They are not in open bankruptcy proceedings. Have a valid extension for a statement for the current year (if applying for the current year). You forget to provide the necessary information in the request. A compromise offer is an agreement between a taxpayer and the IRS that settles a tax debt for less than the full amount due.
A compromise offer is an option when a taxpayer is unable to pay the full amount of their tax liability. It is also an option when paying the full tax bill would cause the taxpayer financial difficulties. The goal is to reach a compromise that benefits both the taxpayer and the agency. Use this tool to check if you are eligible for an offer on terms of commitment (OIC).
Enter your financial information and tax return statement to calculate the amount of a preliminary offer. We made our final decision based on your complete ICO request and our associated research. This tool should only be used as a guide. While this may show that you can fully pay your liability, you can still submit a commitment offer and discuss your individual financial situation with the IRS.
If you are a corporation, corporation or reside in the U.S. UU. Territory, foreign country or military personnel using an APO or FPO address. The ICO prequalifier does not apply to your situation.
Continue with the request in the offer booklet under terms of commitment. The 20 percent payment is generally non-refundable, meaning it won't be returned to the taxpayer even if the offer is declined or returned to the taxpayer without their acceptance. To qualify for an ICO, the taxpayer must have filed all tax returns, received a bill, at least one tax debt included in the offer, made all the estimated tax payments required for the current year, and, if the taxpayer owns a business with employees, must have made all the required federal tax deposits for the current quarter and the two previous quarters. The IRS will not accept your offer on terms of compromise unless the amount you offer is equal to or greater than the RCP.
You can make the payments while you wait for the IRS to decide whether to grant you a compromise offer. The booklet also includes forms that taxpayers must complete as part of the pledge offer. Additional information on the OIC program can be found in publication 594, The IRS Collection Process (PDF) and in Offer in Compromise. This money is not refundable, even if the IRS rejects your offer (the IRS will only apply it to your tax bill).
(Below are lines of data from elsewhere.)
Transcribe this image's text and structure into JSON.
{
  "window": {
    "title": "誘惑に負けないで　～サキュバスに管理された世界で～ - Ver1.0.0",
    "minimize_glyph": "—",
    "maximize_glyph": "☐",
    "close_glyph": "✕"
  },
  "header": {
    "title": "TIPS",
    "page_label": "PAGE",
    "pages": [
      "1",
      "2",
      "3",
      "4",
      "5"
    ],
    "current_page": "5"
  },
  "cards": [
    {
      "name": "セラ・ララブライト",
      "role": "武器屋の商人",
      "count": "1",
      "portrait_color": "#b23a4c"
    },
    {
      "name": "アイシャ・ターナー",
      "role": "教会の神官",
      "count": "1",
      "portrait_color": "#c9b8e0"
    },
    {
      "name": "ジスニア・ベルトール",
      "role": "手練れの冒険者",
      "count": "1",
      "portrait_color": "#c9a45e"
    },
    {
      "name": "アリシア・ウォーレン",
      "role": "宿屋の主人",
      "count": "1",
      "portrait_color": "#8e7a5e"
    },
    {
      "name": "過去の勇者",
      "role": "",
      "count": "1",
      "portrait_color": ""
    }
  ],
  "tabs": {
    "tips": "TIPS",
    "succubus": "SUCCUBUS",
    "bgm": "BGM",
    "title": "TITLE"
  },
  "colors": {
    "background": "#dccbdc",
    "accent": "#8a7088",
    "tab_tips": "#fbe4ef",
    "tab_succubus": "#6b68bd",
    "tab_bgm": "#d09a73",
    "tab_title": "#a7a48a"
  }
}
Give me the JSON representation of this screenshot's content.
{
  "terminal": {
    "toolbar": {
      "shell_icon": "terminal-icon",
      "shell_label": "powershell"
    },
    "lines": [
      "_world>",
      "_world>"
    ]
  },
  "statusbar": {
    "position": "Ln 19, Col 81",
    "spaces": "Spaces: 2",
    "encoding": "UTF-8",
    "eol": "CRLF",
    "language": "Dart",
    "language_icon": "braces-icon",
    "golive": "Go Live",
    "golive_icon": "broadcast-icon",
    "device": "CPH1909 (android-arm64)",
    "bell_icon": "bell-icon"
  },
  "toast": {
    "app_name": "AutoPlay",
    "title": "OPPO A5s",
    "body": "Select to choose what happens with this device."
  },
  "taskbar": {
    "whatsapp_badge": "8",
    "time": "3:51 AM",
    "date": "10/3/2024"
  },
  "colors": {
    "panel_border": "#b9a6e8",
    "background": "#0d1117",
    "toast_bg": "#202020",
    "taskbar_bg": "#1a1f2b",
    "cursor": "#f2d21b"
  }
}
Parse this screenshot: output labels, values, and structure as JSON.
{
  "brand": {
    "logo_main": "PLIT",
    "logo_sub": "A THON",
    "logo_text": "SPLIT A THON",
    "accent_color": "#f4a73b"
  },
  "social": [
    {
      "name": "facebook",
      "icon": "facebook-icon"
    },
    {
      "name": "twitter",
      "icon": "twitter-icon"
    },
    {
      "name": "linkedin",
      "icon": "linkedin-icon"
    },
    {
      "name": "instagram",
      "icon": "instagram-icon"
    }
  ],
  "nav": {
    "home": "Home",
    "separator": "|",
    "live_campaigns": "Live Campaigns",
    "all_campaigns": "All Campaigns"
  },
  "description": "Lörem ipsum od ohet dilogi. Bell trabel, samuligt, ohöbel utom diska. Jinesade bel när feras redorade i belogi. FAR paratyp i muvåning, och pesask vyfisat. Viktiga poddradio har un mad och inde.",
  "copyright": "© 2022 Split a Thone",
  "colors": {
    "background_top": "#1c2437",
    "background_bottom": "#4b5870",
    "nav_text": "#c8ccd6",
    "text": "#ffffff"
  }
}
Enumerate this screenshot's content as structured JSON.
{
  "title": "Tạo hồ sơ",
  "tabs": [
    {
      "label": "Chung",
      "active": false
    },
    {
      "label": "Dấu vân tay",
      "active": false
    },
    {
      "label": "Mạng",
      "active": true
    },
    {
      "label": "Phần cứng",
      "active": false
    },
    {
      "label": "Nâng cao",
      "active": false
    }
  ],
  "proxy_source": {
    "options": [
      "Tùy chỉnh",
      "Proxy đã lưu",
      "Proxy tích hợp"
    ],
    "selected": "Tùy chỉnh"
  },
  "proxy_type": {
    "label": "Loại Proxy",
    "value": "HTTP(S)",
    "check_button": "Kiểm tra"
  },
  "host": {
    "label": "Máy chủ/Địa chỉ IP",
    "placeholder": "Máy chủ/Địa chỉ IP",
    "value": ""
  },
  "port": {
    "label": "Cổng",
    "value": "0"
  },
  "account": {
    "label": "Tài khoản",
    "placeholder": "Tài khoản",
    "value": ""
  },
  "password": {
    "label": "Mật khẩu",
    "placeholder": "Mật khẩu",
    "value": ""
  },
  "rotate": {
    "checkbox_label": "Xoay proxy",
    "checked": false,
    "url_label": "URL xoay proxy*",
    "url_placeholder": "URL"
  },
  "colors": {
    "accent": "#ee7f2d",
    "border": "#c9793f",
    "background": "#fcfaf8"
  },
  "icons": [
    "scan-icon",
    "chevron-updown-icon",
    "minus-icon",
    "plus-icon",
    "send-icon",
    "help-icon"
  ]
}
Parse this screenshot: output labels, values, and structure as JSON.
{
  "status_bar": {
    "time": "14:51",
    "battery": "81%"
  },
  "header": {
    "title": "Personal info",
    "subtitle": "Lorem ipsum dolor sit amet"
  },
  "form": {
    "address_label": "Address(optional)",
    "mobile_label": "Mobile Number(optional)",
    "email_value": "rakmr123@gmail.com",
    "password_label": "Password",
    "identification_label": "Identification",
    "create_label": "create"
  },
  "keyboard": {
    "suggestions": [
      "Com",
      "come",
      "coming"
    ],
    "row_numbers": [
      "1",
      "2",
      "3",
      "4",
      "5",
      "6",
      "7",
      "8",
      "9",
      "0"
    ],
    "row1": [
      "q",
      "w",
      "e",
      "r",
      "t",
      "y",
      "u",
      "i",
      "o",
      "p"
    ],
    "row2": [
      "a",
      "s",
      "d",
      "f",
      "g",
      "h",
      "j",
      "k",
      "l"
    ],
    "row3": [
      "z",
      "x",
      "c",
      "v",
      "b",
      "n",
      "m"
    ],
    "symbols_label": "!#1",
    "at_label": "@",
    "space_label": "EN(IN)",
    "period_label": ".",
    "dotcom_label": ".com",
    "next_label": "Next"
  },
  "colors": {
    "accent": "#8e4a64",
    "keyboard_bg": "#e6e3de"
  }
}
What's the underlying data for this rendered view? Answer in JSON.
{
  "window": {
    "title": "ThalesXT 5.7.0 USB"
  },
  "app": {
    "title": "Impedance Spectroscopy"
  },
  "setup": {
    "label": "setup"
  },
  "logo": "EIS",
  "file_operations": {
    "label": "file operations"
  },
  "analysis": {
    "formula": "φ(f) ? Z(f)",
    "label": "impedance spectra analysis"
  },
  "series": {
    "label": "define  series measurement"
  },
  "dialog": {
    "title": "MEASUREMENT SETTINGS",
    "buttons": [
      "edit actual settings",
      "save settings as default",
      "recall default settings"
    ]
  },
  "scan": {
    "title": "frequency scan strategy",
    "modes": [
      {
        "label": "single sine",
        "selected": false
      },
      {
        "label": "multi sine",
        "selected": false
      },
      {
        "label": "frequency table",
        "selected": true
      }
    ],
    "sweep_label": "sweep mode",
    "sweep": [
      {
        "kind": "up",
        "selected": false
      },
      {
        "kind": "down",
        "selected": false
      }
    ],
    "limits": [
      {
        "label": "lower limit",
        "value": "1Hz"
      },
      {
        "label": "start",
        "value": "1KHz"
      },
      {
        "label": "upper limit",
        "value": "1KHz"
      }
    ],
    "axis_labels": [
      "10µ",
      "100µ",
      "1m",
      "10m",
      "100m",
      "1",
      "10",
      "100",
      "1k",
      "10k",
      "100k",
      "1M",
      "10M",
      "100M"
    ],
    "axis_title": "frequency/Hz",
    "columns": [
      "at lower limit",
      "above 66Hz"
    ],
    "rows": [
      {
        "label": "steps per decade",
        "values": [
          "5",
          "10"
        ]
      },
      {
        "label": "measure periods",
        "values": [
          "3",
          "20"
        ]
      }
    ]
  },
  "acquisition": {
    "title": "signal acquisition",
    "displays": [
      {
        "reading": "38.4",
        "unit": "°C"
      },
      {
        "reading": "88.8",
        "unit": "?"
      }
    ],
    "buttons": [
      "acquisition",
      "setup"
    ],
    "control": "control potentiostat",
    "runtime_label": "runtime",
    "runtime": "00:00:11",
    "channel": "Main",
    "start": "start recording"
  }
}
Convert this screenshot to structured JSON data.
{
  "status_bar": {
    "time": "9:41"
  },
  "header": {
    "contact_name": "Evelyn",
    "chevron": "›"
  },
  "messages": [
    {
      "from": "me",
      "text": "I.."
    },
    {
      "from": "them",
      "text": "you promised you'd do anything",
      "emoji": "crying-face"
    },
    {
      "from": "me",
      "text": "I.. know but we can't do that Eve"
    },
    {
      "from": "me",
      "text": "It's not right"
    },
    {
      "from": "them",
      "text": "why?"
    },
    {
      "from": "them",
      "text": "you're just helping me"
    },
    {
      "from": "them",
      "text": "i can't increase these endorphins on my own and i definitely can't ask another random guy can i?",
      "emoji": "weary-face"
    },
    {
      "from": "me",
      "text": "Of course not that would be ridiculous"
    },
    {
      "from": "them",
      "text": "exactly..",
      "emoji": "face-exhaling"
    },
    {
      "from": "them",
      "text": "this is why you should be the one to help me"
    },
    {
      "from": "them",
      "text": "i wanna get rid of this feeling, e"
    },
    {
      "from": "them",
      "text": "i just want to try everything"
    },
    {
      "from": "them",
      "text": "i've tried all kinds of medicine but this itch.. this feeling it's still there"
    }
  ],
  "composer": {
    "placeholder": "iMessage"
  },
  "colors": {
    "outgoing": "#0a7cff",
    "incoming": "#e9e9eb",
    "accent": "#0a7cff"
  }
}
When submitting a recurring payment offer, the taxpayer must include the first proposed installment payment along with Form 656. A compromise offer (OIC) is an agreement between a taxpayer and the Internal Revenue Service that settles the taxpayer's tax obligations for an amount lower than the total amount owed. If the IRS accepts the taxpayer's offer, the taxpayer will have agreed to fully comply with tax laws. The letter will explain why the IRS rejected the offer and will provide detailed instructions on how the taxpayer can appeal the decision to the IRS Independent Appeals Office. If a compromise offer isn't for you or the IRS rejects it, you may still have other options through the IRS to get a tax break, such as opting for an installment payment plan or applying for the “currently uncollectible” status.
In some cases, an ICO is returned to the taxpayer instead of being rejected because the taxpayer failed to submit the necessary information, filed for bankruptcy, did not include a required application fee or a non-refundable payment in the offer, failed to file the required tax returns, or failed to pay current tax obligations at the time the IRS considers the offer. Announcements about how to settle a tax debt in cents on the dollar usually refer to the process of applying for an IRS pledge offer (OIC), which is an IRS program designed to help people pay at least part of their tax debt. However, taxpayers who meet the low-income criteria should still be able to pay the amount of the offer during the agreed period if the IRS approves the ICO. This amount is generally non-refundable, as is the 20 percent payment required for a lump sum cash offer. Is the IRS tax forgiveness program real? Click here to learn more.